*** Opening TASK DATA ***

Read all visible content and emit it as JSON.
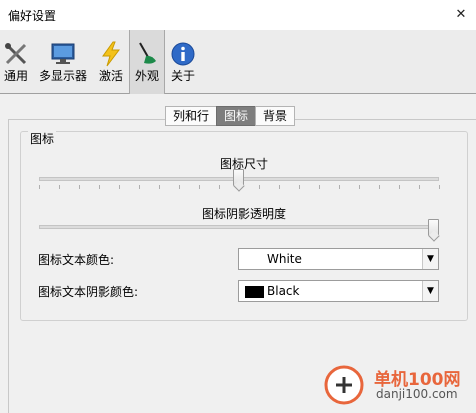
{
  "window": {
    "title": "偏好设置",
    "close_glyph": "✕"
  },
  "toolbar": {
    "items": [
      {
        "label": "通用",
        "icon": "tools-icon"
      },
      {
        "label": "多显示器",
        "icon": "monitor-icon"
      },
      {
        "label": "激活",
        "icon": "lightning-icon"
      },
      {
        "label": "外观",
        "icon": "paintbrush-icon",
        "active": true
      },
      {
        "label": "关于",
        "icon": "info-icon"
      }
    ]
  },
  "tabs": [
    {
      "label": "列和行"
    },
    {
      "label": "图标",
      "active": true
    },
    {
      "label": "背景"
    }
  ],
  "group": {
    "title": "图标",
    "icon_size": {
      "label": "图标尺寸",
      "value_fraction": 0.5
    },
    "shadow_opacity": {
      "label": "图标阴影透明度",
      "value_fraction": 1.0
    },
    "text_color": {
      "label": "图标文本颜色:",
      "value": "White"
    },
    "shadow_color": {
      "label": "图标文本阴影颜色:",
      "value": "Black",
      "swatch": "#000000"
    }
  },
  "watermark": {
    "line1": "单机100网",
    "line2": "danji100.com"
  }
}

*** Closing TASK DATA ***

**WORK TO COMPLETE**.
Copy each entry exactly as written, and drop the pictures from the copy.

**ANSWER TO THIS PROBLEM**.
Read all visible content and emit it as JSON.
{
  "window": {
    "title": "偏好设置",
    "close_glyph": "✕"
  },
  "toolbar": {
    "items": [
      {
        "label": "通用",
        "icon": "tools-icon"
      },
      {
        "label": "多显示器",
        "icon": "monitor-icon"
      },
      {
        "label": "激活",
        "icon": "lightning-icon"
      },
      {
        "label": "外观",
        "icon": "paintbrush-icon",
        "active": true
      },
      {
        "label": "关于",
        "icon": "info-icon"
      }
    ]
  },
  "tabs": [
    {
      "label": "列和行"
    },
    {
      "label": "图标",
      "active": true
    },
    {
      "label": "背景"
    }
  ],
  "group": {
    "title": "图标",
    "icon_size": {
      "label": "图标尺寸",
      "value_fraction": 0.5
    },
    "shadow_opacity": {
      "label": "图标阴影透明度",
      "value_fraction": 1.0
    },
    "text_color": {
      "label": "图标文本颜色:",
      "value": "White"
    },
    "shadow_color": {
      "label": "图标文本阴影颜色:",
      "value": "Black",
      "swatch": "#000000"
    }
  },
  "watermark": {
    "line1": "单机100网",
    "line2": "danji100.com"
  }
}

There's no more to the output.